▶ What is expected: The answer must be every record below, repeated exactly.

▶ Supplied entries:
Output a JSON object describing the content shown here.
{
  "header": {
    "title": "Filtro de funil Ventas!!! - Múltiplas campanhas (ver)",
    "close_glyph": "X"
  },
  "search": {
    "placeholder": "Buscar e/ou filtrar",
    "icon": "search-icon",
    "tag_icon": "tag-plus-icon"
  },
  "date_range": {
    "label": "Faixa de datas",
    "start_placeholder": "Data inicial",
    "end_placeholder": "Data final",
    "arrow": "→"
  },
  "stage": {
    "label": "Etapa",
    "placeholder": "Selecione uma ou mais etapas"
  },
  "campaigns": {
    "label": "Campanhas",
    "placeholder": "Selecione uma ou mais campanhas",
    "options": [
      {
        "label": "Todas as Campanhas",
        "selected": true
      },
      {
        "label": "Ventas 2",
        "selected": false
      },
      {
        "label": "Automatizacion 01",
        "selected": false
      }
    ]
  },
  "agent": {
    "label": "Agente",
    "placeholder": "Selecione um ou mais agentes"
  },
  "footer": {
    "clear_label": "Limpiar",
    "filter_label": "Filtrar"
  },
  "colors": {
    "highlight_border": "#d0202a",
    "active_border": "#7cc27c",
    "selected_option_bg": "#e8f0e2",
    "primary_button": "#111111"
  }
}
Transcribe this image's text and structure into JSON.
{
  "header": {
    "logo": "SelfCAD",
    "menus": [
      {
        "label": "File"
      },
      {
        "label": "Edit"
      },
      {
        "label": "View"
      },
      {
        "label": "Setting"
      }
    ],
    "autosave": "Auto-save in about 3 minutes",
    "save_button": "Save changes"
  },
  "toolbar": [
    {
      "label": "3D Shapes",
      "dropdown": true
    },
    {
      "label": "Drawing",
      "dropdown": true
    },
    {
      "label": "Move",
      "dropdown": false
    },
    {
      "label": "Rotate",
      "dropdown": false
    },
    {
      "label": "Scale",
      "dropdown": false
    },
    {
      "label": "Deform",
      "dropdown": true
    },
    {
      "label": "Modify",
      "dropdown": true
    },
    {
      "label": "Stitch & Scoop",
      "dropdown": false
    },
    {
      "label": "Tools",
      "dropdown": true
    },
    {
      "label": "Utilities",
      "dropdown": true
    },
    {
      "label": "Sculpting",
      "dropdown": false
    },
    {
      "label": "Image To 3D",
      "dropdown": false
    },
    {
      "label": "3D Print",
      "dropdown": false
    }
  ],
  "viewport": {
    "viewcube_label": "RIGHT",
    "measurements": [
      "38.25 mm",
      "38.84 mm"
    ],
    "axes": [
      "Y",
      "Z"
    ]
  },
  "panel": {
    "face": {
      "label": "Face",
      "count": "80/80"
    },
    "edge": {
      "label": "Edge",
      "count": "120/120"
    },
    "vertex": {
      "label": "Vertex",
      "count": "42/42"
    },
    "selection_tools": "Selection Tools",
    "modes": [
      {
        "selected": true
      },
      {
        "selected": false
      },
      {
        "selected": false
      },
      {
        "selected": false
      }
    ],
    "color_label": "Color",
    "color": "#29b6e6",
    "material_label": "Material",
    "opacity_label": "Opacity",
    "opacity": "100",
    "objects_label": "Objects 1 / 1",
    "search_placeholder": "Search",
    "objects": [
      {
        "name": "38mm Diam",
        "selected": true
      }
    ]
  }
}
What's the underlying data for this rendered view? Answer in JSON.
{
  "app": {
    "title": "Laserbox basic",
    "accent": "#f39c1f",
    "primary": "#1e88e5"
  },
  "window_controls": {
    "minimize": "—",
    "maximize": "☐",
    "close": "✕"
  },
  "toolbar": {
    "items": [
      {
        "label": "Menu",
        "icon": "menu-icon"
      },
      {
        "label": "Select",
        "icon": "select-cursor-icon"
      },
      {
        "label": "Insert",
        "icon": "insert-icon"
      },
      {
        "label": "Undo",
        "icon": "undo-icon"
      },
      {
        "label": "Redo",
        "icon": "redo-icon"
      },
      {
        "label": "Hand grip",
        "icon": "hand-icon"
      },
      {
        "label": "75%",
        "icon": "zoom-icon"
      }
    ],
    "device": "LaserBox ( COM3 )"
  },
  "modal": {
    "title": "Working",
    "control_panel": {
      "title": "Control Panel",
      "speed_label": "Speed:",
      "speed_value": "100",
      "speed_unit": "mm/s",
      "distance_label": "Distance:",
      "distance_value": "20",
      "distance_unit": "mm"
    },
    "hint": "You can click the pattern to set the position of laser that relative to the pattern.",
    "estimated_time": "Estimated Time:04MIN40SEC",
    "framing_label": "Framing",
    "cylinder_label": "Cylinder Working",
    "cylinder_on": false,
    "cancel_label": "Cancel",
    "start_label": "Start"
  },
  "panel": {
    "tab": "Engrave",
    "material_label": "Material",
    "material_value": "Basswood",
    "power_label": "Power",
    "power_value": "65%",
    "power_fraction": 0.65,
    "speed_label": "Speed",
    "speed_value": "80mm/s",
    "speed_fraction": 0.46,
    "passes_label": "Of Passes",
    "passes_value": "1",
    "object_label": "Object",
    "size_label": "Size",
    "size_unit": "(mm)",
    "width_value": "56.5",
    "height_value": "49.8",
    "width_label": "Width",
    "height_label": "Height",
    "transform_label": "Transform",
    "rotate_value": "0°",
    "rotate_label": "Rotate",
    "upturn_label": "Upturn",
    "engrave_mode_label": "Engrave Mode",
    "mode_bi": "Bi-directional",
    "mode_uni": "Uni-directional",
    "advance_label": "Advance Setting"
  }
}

▶ Exercise output:
Output a JSON object describing the content shown here.
{
  "header": {
    "title": "Filtro de funil Ventas!!! - Múltiplas campanhas (ver)",
    "close_glyph": "X"
  },
  "search": {
    "placeholder": "Buscar e/ou filtrar",
    "icon": "search-icon",
    "tag_icon": "tag-plus-icon"
  },
  "date_range": {
    "label": "Faixa de datas",
    "start_placeholder": "Data inicial",
    "end_placeholder": "Data final",
    "arrow": "→"
  },
  "stage": {
    "label": "Etapa",
    "placeholder": "Selecione uma ou mais etapas"
  },
  "campaigns": {
    "label": "Campanhas",
    "placeholder": "Selecione uma ou mais campanhas",
    "options": [
      {
        "label": "Todas as Campanhas",
        "selected": true
      },
      {
        "label": "Ventas 2",
        "selected": false
      },
      {
        "label": "Automatizacion 01",
        "selected": false
      }
    ]
  },
  "agent": {
    "label": "Agente",
    "placeholder": "Selecione um ou mais agentes"
  },
  "footer": {
    "clear_label": "Limpiar",
    "filter_label": "Filtrar"
  },
  "colors": {
    "highlight_border": "#d0202a",
    "active_border": "#7cc27c",
    "selected_option_bg": "#e8f0e2",
    "primary_button": "#111111"
  }
}
Transcribe this image's text and structure into JSON.
{
  "header": {
    "logo": "SelfCAD",
    "menus": [
      {
        "label": "File"
      },
      {
        "label": "Edit"
      },
      {
        "label": "View"
      },
      {
        "label": "Setting"
      }
    ],
    "autosave": "Auto-save in about 3 minutes",
    "save_button": "Save changes"
  },
  "toolbar": [
    {
      "label": "3D Shapes",
      "dropdown": true
    },
    {
      "label": "Drawing",
      "dropdown": true
    },
    {
      "label": "Move",
      "dropdown": false
    },
    {
      "label": "Rotate",
      "dropdown": false
    },
    {
      "label": "Scale",
      "dropdown": false
    },
    {
      "label": "Deform",
      "dropdown": true
    },
    {
      "label": "Modify",
      "dropdown": true
    },
    {
      "label": "Stitch & Scoop",
      "dropdown": false
    },
    {
      "label": "Tools",
      "dropdown": true
    },
    {
      "label": "Utilities",
      "dropdown": true
    },
    {
      "label": "Sculpting",
      "dropdown": false
    },
    {
      "label": "Image To 3D",
      "dropdown": false
    },
    {
      "label": "3D Print",
      "dropdown": false
    }
  ],
  "viewport": {
    "viewcube_label": "RIGHT",
    "measurements": [
      "38.25 mm",
      "38.84 mm"
    ],
    "axes": [
      "Y",
      "Z"
    ]
  },
  "panel": {
    "face": {
      "label": "Face",
      "count": "80/80"
    },
    "edge": {
      "label": "Edge",
      "count": "120/120"
    },
    "vertex": {
      "label": "Vertex",
      "count": "42/42"
    },
    "selection_tools": "Selection Tools",
    "modes": [
      {
        "selected": true
      },
      {
        "selected": false
      },
      {
        "selected": false
      },
      {
        "selected": false
      }
    ],
    "color_label": "Color",
    "color": "#29b6e6",
    "material_label": "Material",
    "opacity_label": "Opacity",
    "opacity": "100",
    "objects_label": "Objects 1 / 1",
    "search_placeholder": "Search",
    "objects": [
      {
        "name": "38mm Diam",
        "selected": true
      }
    ]
  }
}
What's the underlying data for this rendered view? Answer in JSON.
{
  "app": {
    "title": "Laserbox basic",
    "accent": "#f39c1f",
    "primary": "#1e88e5"
  },
  "window_controls": {
    "minimize": "—",
    "maximize": "☐",
    "close": "✕"
  },
  "toolbar": {
    "items": [
      {
        "label": "Menu",
        "icon": "menu-icon"
      },
      {
        "label": "Select",
        "icon": "select-cursor-icon"
      },
      {
        "label": "Insert",
        "icon": "insert-icon"
      },
      {
        "label": "Undo",
        "icon": "undo-icon"
      },
      {
        "label": "Redo",
        "icon": "redo-icon"
      },
      {
        "label": "Hand grip",
        "icon": "hand-icon"
      },
      {
        "label": "75%",
        "icon": "zoom-icon"
      }
    ],
    "device": "LaserBox ( COM3 )"
  },
  "modal": {
    "title": "Working",
    "control_panel": {
      "title": "Control Panel",
      "speed_label": "Speed:",
      "speed_value": "100",
      "speed_unit": "mm/s",
      "distance_label": "Distance:",
      "distance_value": "20",
      "distance_unit": "mm"
    },
    "hint": "You can click the pattern to set the position of laser that relative to the pattern.",
    "estimated_time": "Estimated Time:04MIN40SEC",
    "framing_label": "Framing",
    "cylinder_label": "Cylinder Working",
    "cylinder_on": false,
    "cancel_label": "Cancel",
    "start_label": "Start"
  },
  "panel": {
    "tab": "Engrave",
    "material_label": "Material",
    "material_value": "Basswood",
    "power_label": "Power",
    "power_value": "65%",
    "power_fraction": 0.65,
    "speed_label": "Speed",
    "speed_value": "80mm/s",
    "speed_fraction": 0.46,
    "passes_label": "Of Passes",
    "passes_value": "1",
    "object_label": "Object",
    "size_label": "Size",
    "size_unit": "(mm)",
    "width_value": "56.5",
    "height_value": "49.8",
    "width_label": "Width",
    "height_label": "Height",
    "transform_label": "Transform",
    "rotate_value": "0°",
    "rotate_label": "Rotate",
    "upturn_label": "Upturn",
    "engrave_mode_label": "Engrave Mode",
    "mode_bi": "Bi-directional",
    "mode_uni": "Uni-directional",
    "advance_label": "Advance Setting"
  }
}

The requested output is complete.